■ **Requirement**
Line by line, check the data for the string "ukraine" and state how many lines have it, nothing more.

■ **Information provided**
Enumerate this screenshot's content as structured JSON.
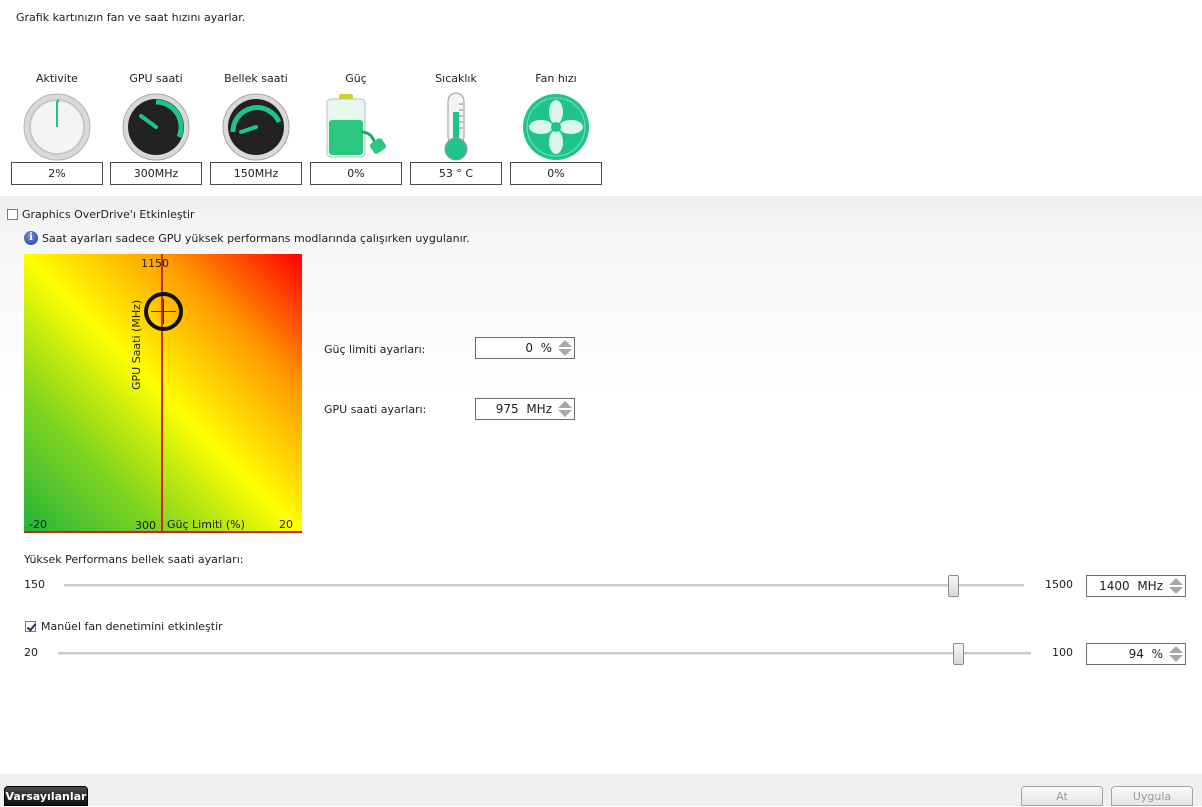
{
  "header": {
    "description": "Grafik kartınızın fan ve saat hızını ayarlar."
  },
  "monitors": [
    {
      "label": "Aktivite",
      "value": "2%",
      "icon": "activity-gauge-icon"
    },
    {
      "label": "GPU saati",
      "value": "300MHz",
      "icon": "gpu-clock-gauge-icon"
    },
    {
      "label": "Bellek saati",
      "value": "150MHz",
      "icon": "memory-clock-gauge-icon"
    },
    {
      "label": "Güç",
      "value": "0%",
      "icon": "battery-plug-icon"
    },
    {
      "label": "Sıcaklık",
      "value": "53 ° C",
      "icon": "thermometer-icon"
    },
    {
      "label": "Fan hızı",
      "value": "0%",
      "icon": "fan-icon"
    }
  ],
  "overdrive": {
    "enable_label": "Graphics OverDrive'ı Etkinleştir",
    "enabled": false,
    "info_text": "Saat ayarları sadece GPU yüksek performans modlarında çalışırken uygulanır."
  },
  "chart": {
    "y_max_label": "1150",
    "y_min_label": "300",
    "x_min_label": "-20",
    "x_max_label": "20",
    "x_axis_label": "Güç Limiti (%)",
    "y_axis_label": "GPU Saati (MHz)",
    "power_limit_percent": 0,
    "gpu_clock_mhz": 975
  },
  "settings": {
    "power_limit_label": "Güç limiti ayarları:",
    "power_limit_value": "0",
    "power_limit_unit": "%",
    "gpu_clock_label": "GPU saati ayarları:",
    "gpu_clock_value": "975",
    "gpu_clock_unit": "MHz"
  },
  "memory_clock": {
    "label": "Yüksek Performans bellek saati ayarları:",
    "min": "150",
    "max": "1500",
    "value": "1400",
    "unit": "MHz",
    "level": 0.926
  },
  "fan": {
    "enable_label": "Manüel fan denetimini etkinleştir",
    "enabled": true,
    "min": "20",
    "max": "100",
    "value": "94",
    "unit": "%",
    "level": 0.925
  },
  "footer": {
    "defaults_label": "Varsayılanlar",
    "discard_label": "At",
    "apply_label": "Uygula"
  },
  "colors": {
    "accent_green": "#1fc48a",
    "chart_line": "#c8282a",
    "dark_button": "#1a1a1a"
  }
}
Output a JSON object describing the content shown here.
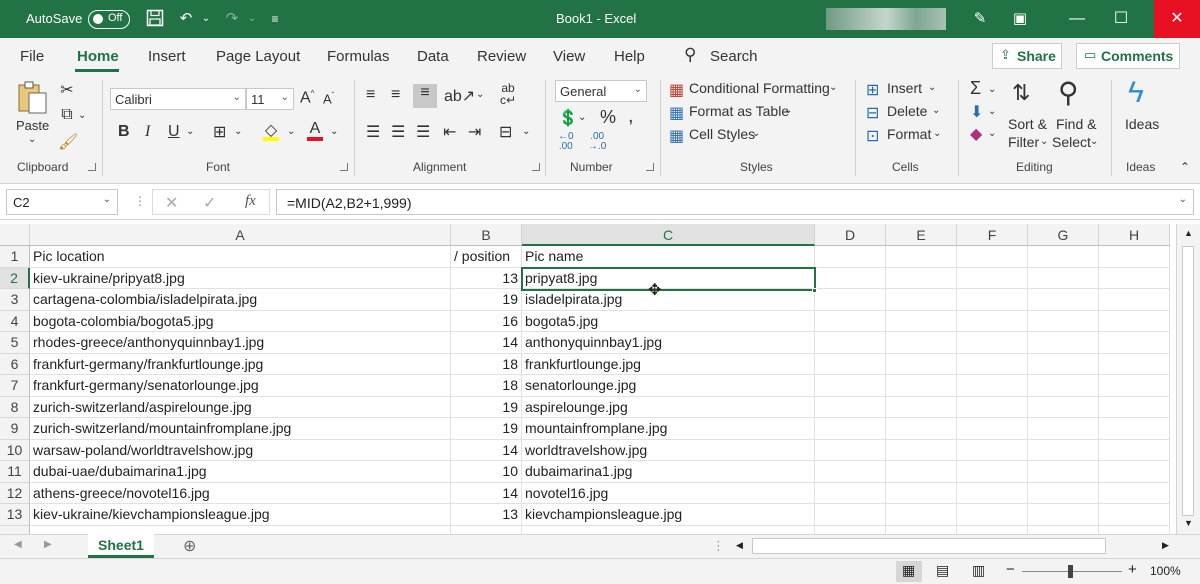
{
  "titlebar": {
    "autosave_label": "AutoSave",
    "autosave_state": "Off",
    "title": "Book1  -  Excel",
    "colors": {
      "brand": "#217346",
      "close": "#e81123"
    }
  },
  "menu": {
    "tabs": [
      "File",
      "Home",
      "Insert",
      "Page Layout",
      "Formulas",
      "Data",
      "Review",
      "View",
      "Help"
    ],
    "active_tab": "Home",
    "search_label": "Search",
    "share_label": "Share",
    "comments_label": "Comments"
  },
  "ribbon": {
    "clipboard": {
      "paste": "Paste",
      "label": "Clipboard"
    },
    "font": {
      "name": "Calibri",
      "size": "11",
      "label": "Font"
    },
    "alignment": {
      "label": "Alignment"
    },
    "number": {
      "format": "General",
      "label": "Number"
    },
    "styles": {
      "conditional": "Conditional Formatting",
      "format_table": "Format as Table",
      "cell_styles": "Cell Styles",
      "label": "Styles"
    },
    "cells": {
      "insert": "Insert",
      "delete": "Delete",
      "format": "Format",
      "label": "Cells"
    },
    "editing": {
      "sort1": "Sort &",
      "sort2": "Filter",
      "find1": "Find &",
      "find2": "Select",
      "label": "Editing"
    },
    "ideas": {
      "btn": "Ideas",
      "label": "Ideas"
    }
  },
  "formula_bar": {
    "name_box": "C2",
    "formula": "=MID(A2,B2+1,999)"
  },
  "grid": {
    "columns": [
      "A",
      "B",
      "C",
      "D",
      "E",
      "F",
      "G",
      "H"
    ],
    "selected_column": "C",
    "selected_row": "2",
    "rows": [
      {
        "n": "1",
        "a": "Pic location",
        "b": "/ position",
        "c": "Pic name"
      },
      {
        "n": "2",
        "a": "kiev-ukraine/pripyat8.jpg",
        "b": "13",
        "c": "pripyat8.jpg"
      },
      {
        "n": "3",
        "a": "cartagena-colombia/isladelpirata.jpg",
        "b": "19",
        "c": "isladelpirata.jpg"
      },
      {
        "n": "4",
        "a": "bogota-colombia/bogota5.jpg",
        "b": "16",
        "c": "bogota5.jpg"
      },
      {
        "n": "5",
        "a": "rhodes-greece/anthonyquinnbay1.jpg",
        "b": "14",
        "c": "anthonyquinnbay1.jpg"
      },
      {
        "n": "6",
        "a": "frankfurt-germany/frankfurtlounge.jpg",
        "b": "18",
        "c": "frankfurtlounge.jpg"
      },
      {
        "n": "7",
        "a": "frankfurt-germany/senatorlounge.jpg",
        "b": "18",
        "c": "senatorlounge.jpg"
      },
      {
        "n": "8",
        "a": "zurich-switzerland/aspirelounge.jpg",
        "b": "19",
        "c": "aspirelounge.jpg"
      },
      {
        "n": "9",
        "a": "zurich-switzerland/mountainfromplane.jpg",
        "b": "19",
        "c": "mountainfromplane.jpg"
      },
      {
        "n": "10",
        "a": "warsaw-poland/worldtravelshow.jpg",
        "b": "14",
        "c": "worldtravelshow.jpg"
      },
      {
        "n": "11",
        "a": "dubai-uae/dubaimarina1.jpg",
        "b": "10",
        "c": "dubaimarina1.jpg"
      },
      {
        "n": "12",
        "a": "athens-greece/novotel16.jpg",
        "b": "14",
        "c": "novotel16.jpg"
      },
      {
        "n": "13",
        "a": "kiev-ukraine/kievchampionsleague.jpg",
        "b": "13",
        "c": "kievchampionsleague.jpg"
      }
    ]
  },
  "sheets": {
    "active": "Sheet1"
  },
  "status": {
    "zoom": "100%"
  }
}
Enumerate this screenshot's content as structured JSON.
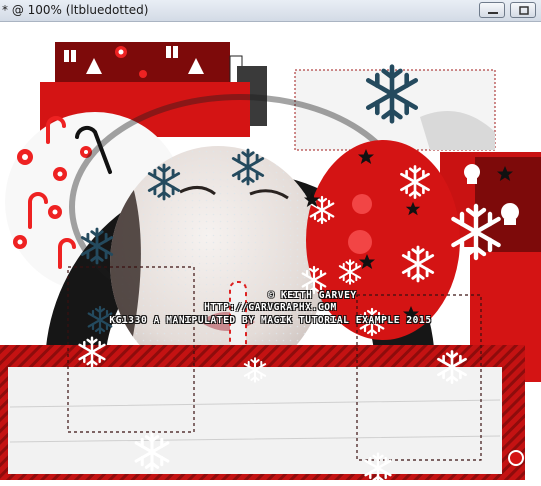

■ **Final answer**
2